Let me take a look at the general African Olympic standings:
Not too bad but not too wonderful – but going by my initial submission – many of these should be celebrated because many achieved something from nothing – many came from countries with myriads of problems: war-torn countries; countries stricken by famine and drought; countries still struggling to come out of waves of revolutions; countries at logger-heads with their neighbours – just to name a few. But were these modest achievements celebrated? Maybe! But again like everything African, the achievement is immediately clouded by unfavourable news. This time Africa will not be remembered by the medals won but by the news of athletes supposed to have ‘absconded’ or gone missing. The headlines on western media after the Olympics have been screaming like this one on Eurosport
More African athletes go missing in London
From the Telegraph to Reuters, to the Guardian, to BBC to CNN these has been what has been making news. From the initial story that came out about 7 Cameroonians ‘missing’ through to the most recent ones from Guinea, Ivory Coast to the DRC, the foregone conclusion has been that their motives for ‘absconding’ is economic! I will not challenge this conclusion given the situation in the countries all named – but I will like to ask a few questions:
Why is the media so obsessed with negative news about Africa or people of African decent?
Participants at the Olympics have up to November to legally stay in the UK – what then is this talk about people going missing – does their decision to leave their teams or camps automatically translate to a decision to stay after the expiration of their visas?
Would the language have been the same had some Europeans not been found in their hotels or camps during an event in Africa or Asia? I guess not – they would have been branded to have been kidnapped!
With the current situation in Europe, are western media outlets not being hypocritical to make it seem like Europe could be a safe haven for anyone? At least I know many people who are legally living in the continent, well qualified, with the right to work but finding it difficult to get jobs because of the recession – to make it seem as if anyone coming in would have it easy could be misleading to say the least. Casual work in the UK has become a luxury so I wonder how those who ‘abscond’ are going to survive.
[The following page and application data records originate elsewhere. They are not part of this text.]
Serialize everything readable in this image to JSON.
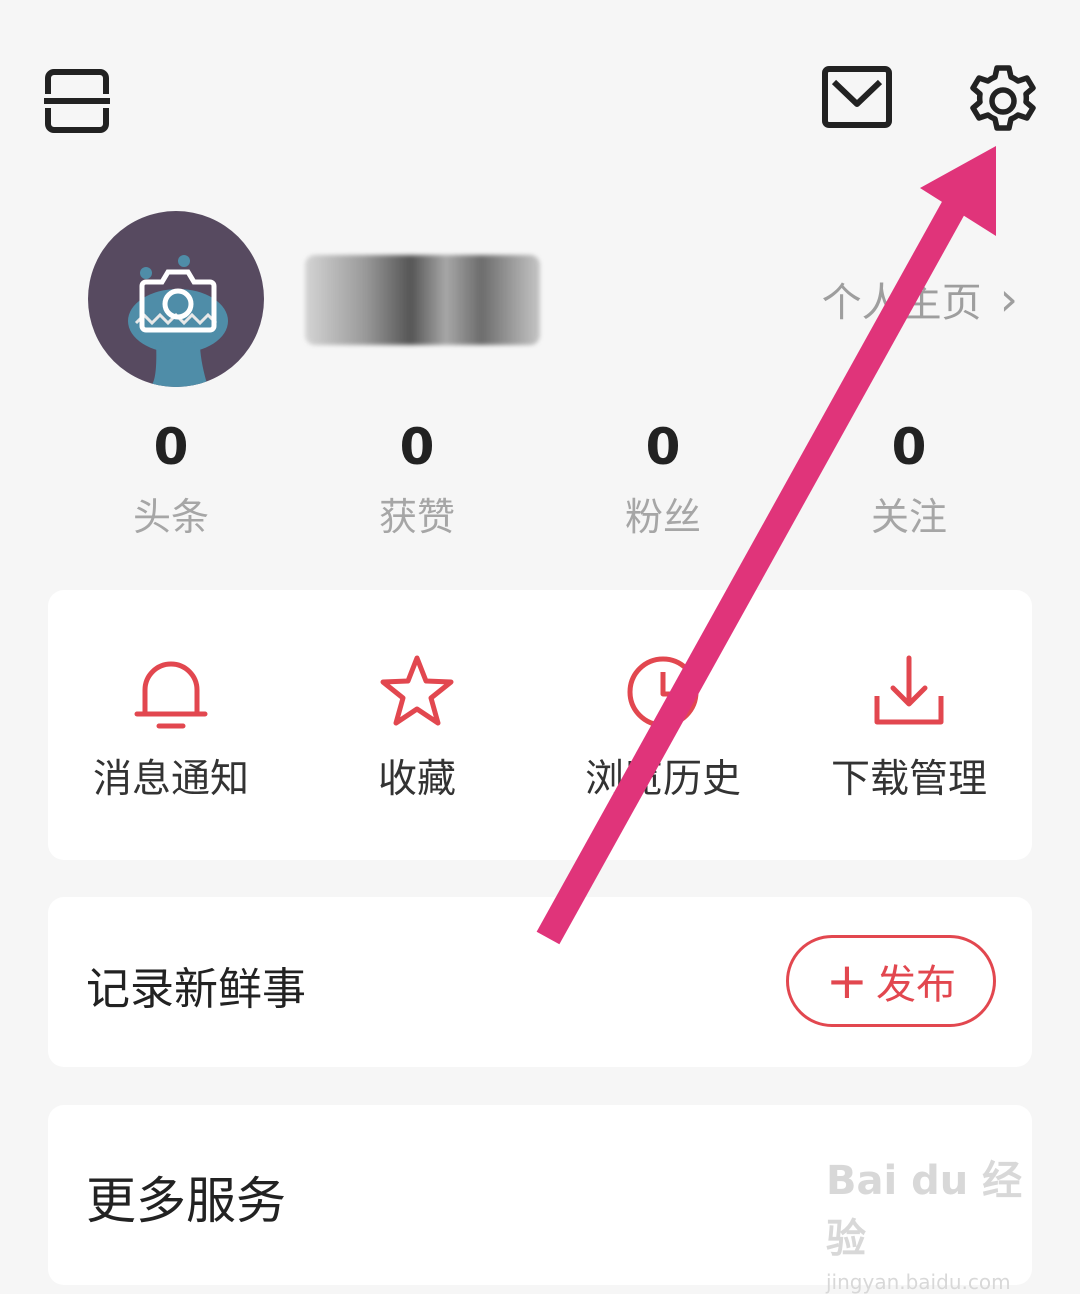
{
  "header": {
    "scan_icon": "scan-icon",
    "mail_icon": "mail-icon",
    "settings_icon": "gear-icon"
  },
  "profile": {
    "link_label": "个人主页",
    "link_chevron": "›"
  },
  "stats": [
    {
      "value": "0",
      "label": "头条"
    },
    {
      "value": "0",
      "label": "获赞"
    },
    {
      "value": "0",
      "label": "粉丝"
    },
    {
      "value": "0",
      "label": "关注"
    }
  ],
  "quick_actions": [
    {
      "label": "消息通知",
      "icon": "bell-icon"
    },
    {
      "label": "收藏",
      "icon": "star-icon"
    },
    {
      "label": "浏览历史",
      "icon": "clock-icon"
    },
    {
      "label": "下载管理",
      "icon": "download-icon"
    }
  ],
  "record": {
    "title": "记录新鲜事",
    "publish_plus": "+",
    "publish_label": "发布"
  },
  "more": {
    "title": "更多服务"
  },
  "watermark": {
    "brand": "Bai du 经验",
    "url": "jingyan.baidu.com"
  },
  "colors": {
    "accent": "#e2474f",
    "annotation_arrow": "#e0347a",
    "background": "#f6f6f6"
  }
}
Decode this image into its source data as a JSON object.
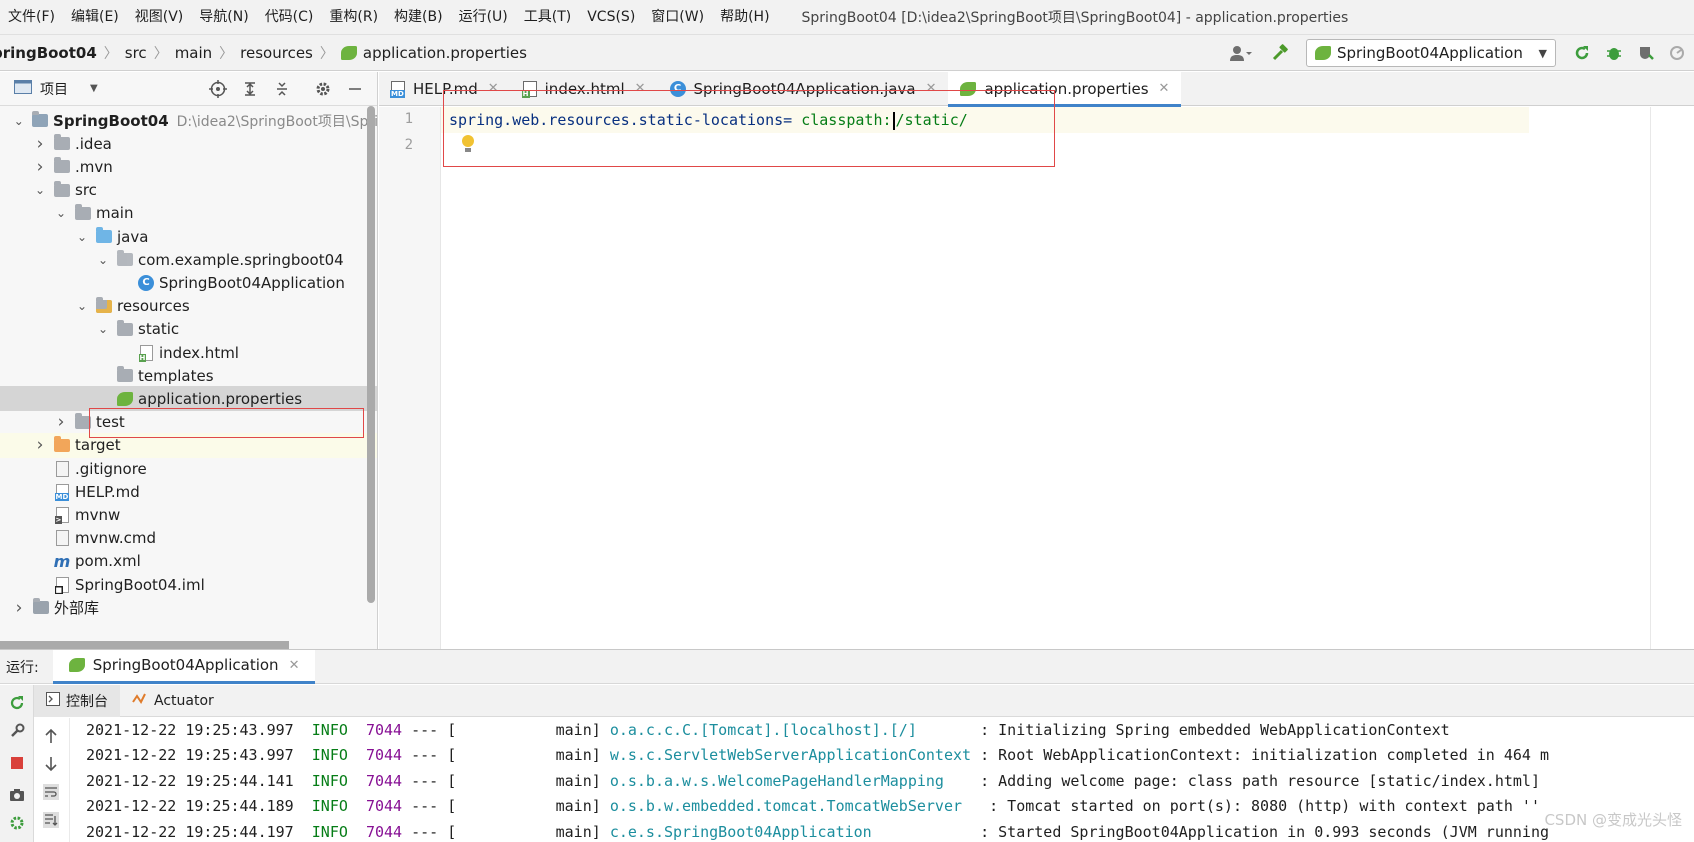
{
  "menu": {
    "items": [
      "文件(F)",
      "编辑(E)",
      "视图(V)",
      "导航(N)",
      "代码(C)",
      "重构(R)",
      "构建(B)",
      "运行(U)",
      "工具(T)",
      "VCS(S)",
      "窗口(W)",
      "帮助(H)"
    ],
    "window_title": "SpringBoot04 [D:\\idea2\\SpringBoot项目\\SpringBoot04] - application.properties"
  },
  "breadcrumb": [
    "pringBoot04",
    "src",
    "main",
    "resources",
    "application.properties"
  ],
  "run_config": {
    "label": "SpringBoot04Application"
  },
  "project_panel": {
    "title": "项目",
    "tree": [
      {
        "label": "SpringBoot04",
        "path": "D:\\idea2\\SpringBoot项目\\Spri",
        "level": 0,
        "expanded": "open",
        "icon": "module"
      },
      {
        "label": ".idea",
        "level": 1,
        "expanded": "closed",
        "icon": "folder"
      },
      {
        "label": ".mvn",
        "level": 1,
        "expanded": "closed",
        "icon": "folder"
      },
      {
        "label": "src",
        "level": 1,
        "expanded": "open",
        "icon": "folder"
      },
      {
        "label": "main",
        "level": 2,
        "expanded": "open",
        "icon": "folder"
      },
      {
        "label": "java",
        "level": 3,
        "expanded": "open",
        "icon": "folder-blue"
      },
      {
        "label": "com.example.springboot04",
        "level": 4,
        "expanded": "open",
        "icon": "package"
      },
      {
        "label": "SpringBoot04Application",
        "level": 5,
        "expanded": "none",
        "icon": "class"
      },
      {
        "label": "resources",
        "level": 3,
        "expanded": "open",
        "icon": "resources"
      },
      {
        "label": "static",
        "level": 4,
        "expanded": "open",
        "icon": "folder"
      },
      {
        "label": "index.html",
        "level": 5,
        "expanded": "none",
        "icon": "html"
      },
      {
        "label": "templates",
        "level": 4,
        "expanded": "none",
        "icon": "folder"
      },
      {
        "label": "application.properties",
        "level": 4,
        "expanded": "none",
        "icon": "spring",
        "state": "selected"
      },
      {
        "label": "test",
        "level": 2,
        "expanded": "closed",
        "icon": "folder"
      },
      {
        "label": "target",
        "level": 1,
        "expanded": "closed",
        "icon": "folder-orange",
        "state": "highlight"
      },
      {
        "label": ".gitignore",
        "level": 1,
        "expanded": "none",
        "icon": "file"
      },
      {
        "label": "HELP.md",
        "level": 1,
        "expanded": "none",
        "icon": "md"
      },
      {
        "label": "mvnw",
        "level": 1,
        "expanded": "none",
        "icon": "script"
      },
      {
        "label": "mvnw.cmd",
        "level": 1,
        "expanded": "none",
        "icon": "file"
      },
      {
        "label": "pom.xml",
        "level": 1,
        "expanded": "none",
        "icon": "maven"
      },
      {
        "label": "SpringBoot04.iml",
        "level": 1,
        "expanded": "none",
        "icon": "iml"
      },
      {
        "label": "外部库",
        "level": 0,
        "expanded": "closed",
        "icon": "library"
      }
    ]
  },
  "editor": {
    "tabs": [
      {
        "label": "HELP.md",
        "icon": "md"
      },
      {
        "label": "index.html",
        "icon": "html"
      },
      {
        "label": "SpringBoot04Application.java",
        "icon": "class"
      },
      {
        "label": "application.properties",
        "icon": "spring",
        "active": "true"
      }
    ],
    "line_numbers": [
      "1",
      "2"
    ],
    "code": {
      "key": "spring.web.resources.static-locations=",
      "value_before_caret": " classpath:",
      "value_after_caret": "/static/"
    }
  },
  "run_panel": {
    "label": "运行:",
    "tab": "SpringBoot04Application",
    "subtabs": [
      "控制台",
      "Actuator"
    ],
    "log": [
      {
        "ts": "2021-12-22 19:25:43.997",
        "level": "INFO",
        "pid": "7044",
        "mid": " --- [           main] ",
        "logger": "o.a.c.c.C.[Tomcat].[localhost].[/]      ",
        "msg": " : Initializing Spring embedded WebApplicationContext"
      },
      {
        "ts": "2021-12-22 19:25:43.997",
        "level": "INFO",
        "pid": "7044",
        "mid": " --- [           main] ",
        "logger": "w.s.c.ServletWebServerApplicationContext",
        "msg": " : Root WebApplicationContext: initialization completed in 464 m"
      },
      {
        "ts": "2021-12-22 19:25:44.141",
        "level": "INFO",
        "pid": "7044",
        "mid": " --- [           main] ",
        "logger": "o.s.b.a.w.s.WelcomePageHandlerMapping   ",
        "msg": " : Adding welcome page: class path resource [static/index.html]"
      },
      {
        "ts": "2021-12-22 19:25:44.189",
        "level": "INFO",
        "pid": "7044",
        "mid": " --- [           main] ",
        "logger": "o.s.b.w.embedded.tomcat.TomcatWebServer  ",
        "msg": " : Tomcat started on port(s): 8080 (http) with context path ''"
      },
      {
        "ts": "2021-12-22 19:25:44.197",
        "level": "INFO",
        "pid": "7044",
        "mid": " --- [           main] ",
        "logger": "c.e.s.SpringBoot04Application           ",
        "msg": " : Started SpringBoot04Application in 0.993 seconds (JVM running"
      }
    ],
    "watermark": "CSDN @变成光头怪"
  },
  "colors": {
    "accent": "#4083c9",
    "annotation": "#e04848",
    "info": "#067d17",
    "pid": "#871094",
    "logger": "#1c8e9e"
  }
}
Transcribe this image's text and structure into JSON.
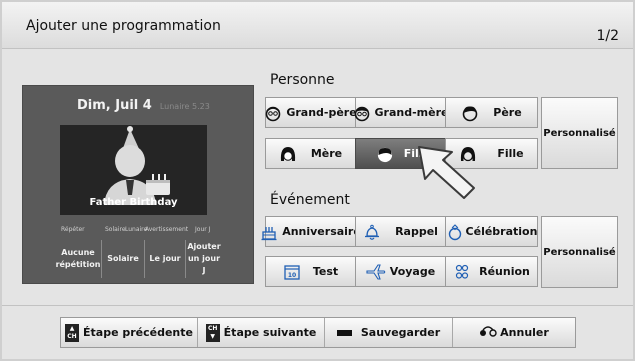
{
  "header": {
    "title": "Ajouter une programmation",
    "page_indicator": "1/2"
  },
  "preview": {
    "date": "Dim, Juil 4",
    "lunar": "Lunaire 5.23",
    "photo_label": "Father Birthday",
    "option_labels": [
      "Répéter",
      "Solaire",
      "Lunaire",
      "Avertissement",
      "Jour J"
    ],
    "options": [
      "Aucune répétition",
      "Solaire",
      "Le jour",
      "Ajouter un jour J"
    ]
  },
  "person": {
    "heading": "Personne",
    "buttons": [
      "Grand-père",
      "Grand-mère",
      "Père",
      "Mère",
      "Fils",
      "Fille"
    ],
    "selected": "Fils",
    "custom": "Personnalisé"
  },
  "event": {
    "heading": "Événement",
    "buttons": [
      "Anniversaire",
      "Rappel",
      "Célébration",
      "Test",
      "Voyage",
      "Réunion"
    ],
    "custom": "Personnalisé"
  },
  "footer": {
    "prev": "Étape précédente",
    "next": "Étape suivante",
    "save": "Sauvegarder",
    "cancel": "Annuler",
    "ch_key": "CH"
  },
  "icons": {
    "grand_father": "grandfather-face-icon",
    "grand_mother": "grandmother-face-icon",
    "father": "father-face-icon",
    "mother": "mother-face-icon",
    "son": "son-face-icon",
    "daughter": "daughter-face-icon",
    "anniversary": "cake-icon",
    "reminder": "bell-icon",
    "celebration": "ring-icon",
    "test": "calendar-icon",
    "travel": "plane-icon",
    "meeting": "people-icon",
    "save": "red-key-icon",
    "cancel": "back-icon"
  }
}
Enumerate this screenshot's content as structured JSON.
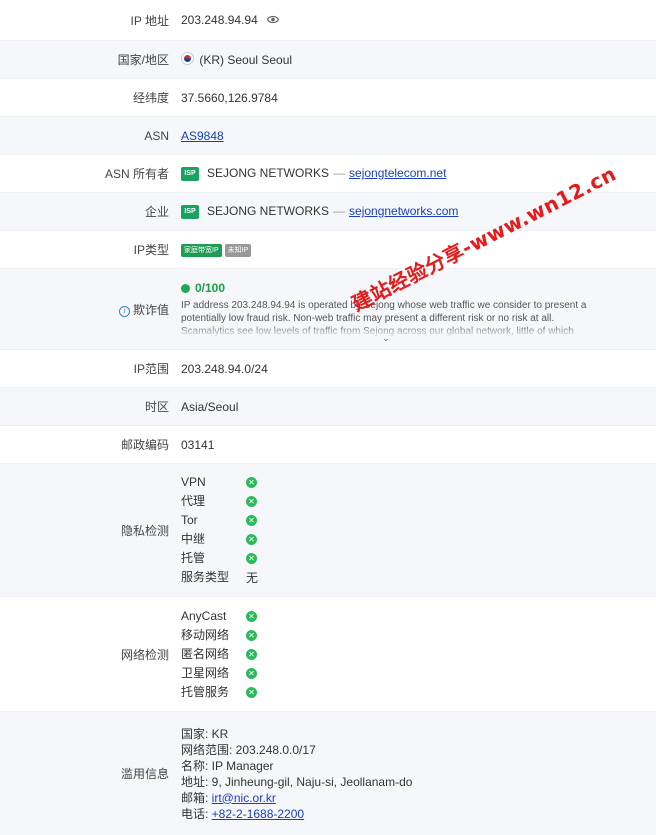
{
  "ip": {
    "label": "IP 地址",
    "value": "203.248.94.94",
    "icon": "eye-icon"
  },
  "country": {
    "label": "国家/地区",
    "value": "(KR) Seoul Seoul"
  },
  "coords": {
    "label": "经纬度",
    "value": "37.5660,126.9784"
  },
  "asn": {
    "label": "ASN",
    "value": "AS9848"
  },
  "asn_owner": {
    "label": "ASN 所有者",
    "badge": "ISP",
    "name": "SEJONG NETWORKS",
    "sep": "—",
    "link": "sejongtelecom.net"
  },
  "company": {
    "label": "企业",
    "badge": "ISP",
    "name": "SEJONG NETWORKS",
    "sep": "—",
    "link": "sejongnetworks.com"
  },
  "ip_type": {
    "label": "IP类型",
    "tags": [
      "家庭带宽IP",
      "未知IP"
    ]
  },
  "fraud": {
    "label": "欺诈值",
    "score": "0/100",
    "score_color": "#1a9f4b",
    "description": "IP address 203.248.94.94 is operated by Sejong whose web traffic we consider to present a potentially low fraud risk. Non-web traffic may present a different risk or no risk at all. Scamalytics see low levels of traffic from Sejong across our global network, little of which",
    "expand_icon": "chevron-down-icon"
  },
  "ip_range": {
    "label": "IP范围",
    "value": "203.248.94.0/24"
  },
  "timezone": {
    "label": "时区",
    "value": "Asia/Seoul"
  },
  "postal": {
    "label": "邮政编码",
    "value": "03141"
  },
  "privacy": {
    "label": "隐私检测",
    "items": [
      {
        "name": "VPN",
        "status": "no"
      },
      {
        "name": "代理",
        "status": "no"
      },
      {
        "name": "Tor",
        "status": "no"
      },
      {
        "name": "中继",
        "status": "no"
      },
      {
        "name": "托管",
        "status": "no"
      }
    ],
    "service_type_label": "服务类型",
    "service_type_value": "无"
  },
  "network": {
    "label": "网络检测",
    "items": [
      {
        "name": "AnyCast",
        "status": "no"
      },
      {
        "name": "移动网络",
        "status": "no"
      },
      {
        "name": "匿名网络",
        "status": "no"
      },
      {
        "name": "卫星网络",
        "status": "no"
      },
      {
        "name": "托管服务",
        "status": "no"
      }
    ]
  },
  "abuse": {
    "label": "滥用信息",
    "country": "国家: KR",
    "range": "网络范围: 203.248.0.0/17",
    "name": "名称: IP Manager",
    "address": "地址: 9, Jinheung-gil, Naju-si, Jeollanam-do",
    "email_label": "邮箱: ",
    "email": "irt@nic.or.kr",
    "phone_label": "电话: ",
    "phone": "+82-2-1688-2200"
  },
  "watermark": "建站经验分享-www.wn12.cn",
  "colors": {
    "accent_green": "#1aa260",
    "check_green": "#2eb85c",
    "link_blue": "#1a3fb8",
    "watermark_red": "#e31b1b"
  }
}
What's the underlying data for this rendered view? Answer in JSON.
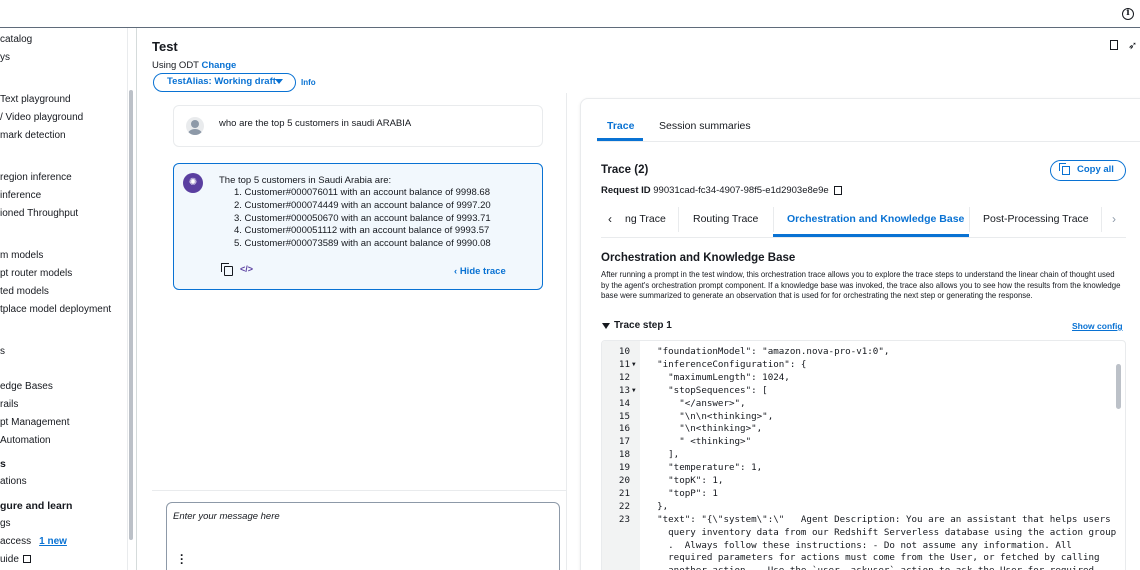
{
  "left_nav": {
    "items": [
      {
        "label": "catalog",
        "y": 0
      },
      {
        "label": "ys",
        "y": 1
      },
      {
        "label": "Text playground",
        "y": 2
      },
      {
        "label": "/ Video playground",
        "y": 3
      },
      {
        "label": "mark detection",
        "y": 4
      },
      {
        "label": "region inference",
        "y": 5
      },
      {
        "label": "inference",
        "y": 6
      },
      {
        "label": "ioned Throughput",
        "y": 7
      },
      {
        "label": "m models",
        "y": 8
      },
      {
        "label": "pt router models",
        "y": 9
      },
      {
        "label": "ted models",
        "y": 10
      },
      {
        "label": "tplace model deployment",
        "y": 11
      },
      {
        "label": "s",
        "y": 12
      },
      {
        "label": "edge Bases",
        "y": 13
      },
      {
        "label": "rails",
        "y": 14
      },
      {
        "label": "pt Management",
        "y": 15
      },
      {
        "label": "Automation",
        "y": 16
      },
      {
        "label": "s",
        "y": 17
      },
      {
        "label": "ations",
        "y": 18
      },
      {
        "label": "gure and learn",
        "y": 19
      },
      {
        "label": "gs",
        "y": 20
      },
      {
        "label": "access",
        "y": 21
      },
      {
        "label": "uide",
        "y": 22
      }
    ],
    "new_badge": "1 new"
  },
  "test_panel": {
    "title": "Test",
    "using_prefix": "Using ODT",
    "change_link": "Change",
    "alias_select": "TestAlias: Working draft",
    "info_link": "Info"
  },
  "chat": {
    "user_message": "who are the top 5 customers in saudi ARABIA",
    "agent_intro": "The top 5 customers in Saudi Arabia are:",
    "agent_list": [
      "1. Customer#000076011 with an account balance of 9998.68",
      "2. Customer#000074449 with an account balance of 9997.20",
      "3. Customer#000050670 with an account balance of 9993.71",
      "4. Customer#000051112 with an account balance of 9993.57",
      "5. Customer#000073589 with an account balance of 9990.08"
    ],
    "hide_trace": "Hide trace",
    "input_placeholder": "Enter your message here"
  },
  "trace_panel": {
    "tabs": [
      "Trace",
      "Session summaries"
    ],
    "trace_title": "Trace (2)",
    "copy_all": "Copy all",
    "request_id_label": "Request ID",
    "request_id": "99031cad-fc34-4907-98f5-e1d2903e8e9e",
    "subtabs": [
      "ng Trace",
      "Routing Trace",
      "Orchestration and Knowledge Base",
      "Post-Processing Trace"
    ],
    "section_title": "Orchestration and Knowledge Base",
    "section_desc": "After running a prompt in the test window, this orchestration trace allows you to explore the trace steps to understand the linear chain of thought used by the agent's orchestration prompt component. If a knowledge base was invoked, the trace also allows you to see how the results from the knowledge base were summarized to generate an observation that is used for for orchestrating the next step or generating the response.",
    "step_label": "Trace step 1",
    "show_config": "Show config"
  },
  "code": [
    {
      "n": "10",
      "fold": "",
      "t": "  \"foundationModel\": \"amazon.nova-pro-v1:0\","
    },
    {
      "n": "11",
      "fold": "▼",
      "t": "  \"inferenceConfiguration\": {"
    },
    {
      "n": "12",
      "fold": "",
      "t": "    \"maximumLength\": 1024,"
    },
    {
      "n": "13",
      "fold": "▼",
      "t": "    \"stopSequences\": ["
    },
    {
      "n": "14",
      "fold": "",
      "t": "      \"</answer>\","
    },
    {
      "n": "15",
      "fold": "",
      "t": "      \"\\n\\n<thinking>\","
    },
    {
      "n": "16",
      "fold": "",
      "t": "      \"\\n<thinking>\","
    },
    {
      "n": "17",
      "fold": "",
      "t": "      \" <thinking>\""
    },
    {
      "n": "18",
      "fold": "",
      "t": "    ],"
    },
    {
      "n": "19",
      "fold": "",
      "t": "    \"temperature\": 1,"
    },
    {
      "n": "20",
      "fold": "",
      "t": "    \"topK\": 1,"
    },
    {
      "n": "21",
      "fold": "",
      "t": "    \"topP\": 1"
    },
    {
      "n": "22",
      "fold": "",
      "t": "  },"
    },
    {
      "n": "23",
      "fold": "",
      "t": "  \"text\": \"{\\\"system\\\":\\\"   Agent Description: You are an assistant that helps users"
    },
    {
      "n": "",
      "fold": "",
      "t": "    query inventory data from our Redshift Serverless database using the action group"
    },
    {
      "n": "",
      "fold": "",
      "t": "    .  Always follow these instructions: - Do not assume any information. All"
    },
    {
      "n": "",
      "fold": "",
      "t": "    required parameters for actions must come from the User, or fetched by calling"
    },
    {
      "n": "",
      "fold": "",
      "t": "    another action. - Use the `user__askuser` action to ask the User for required"
    }
  ]
}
What ever the answers to these questions – I guess the news is serving its purpose – making the UK look good and an appealing destination even for Olympians – while making Africa look bad – as usual. Hence, while others are making news for their achievements – Africa is being remembered for what she is – a continent where no one wants to live!
This has brought to life a question that will be asked even as the world looks towards the next Olympics in Brazil – what will be the motivation for African athletes?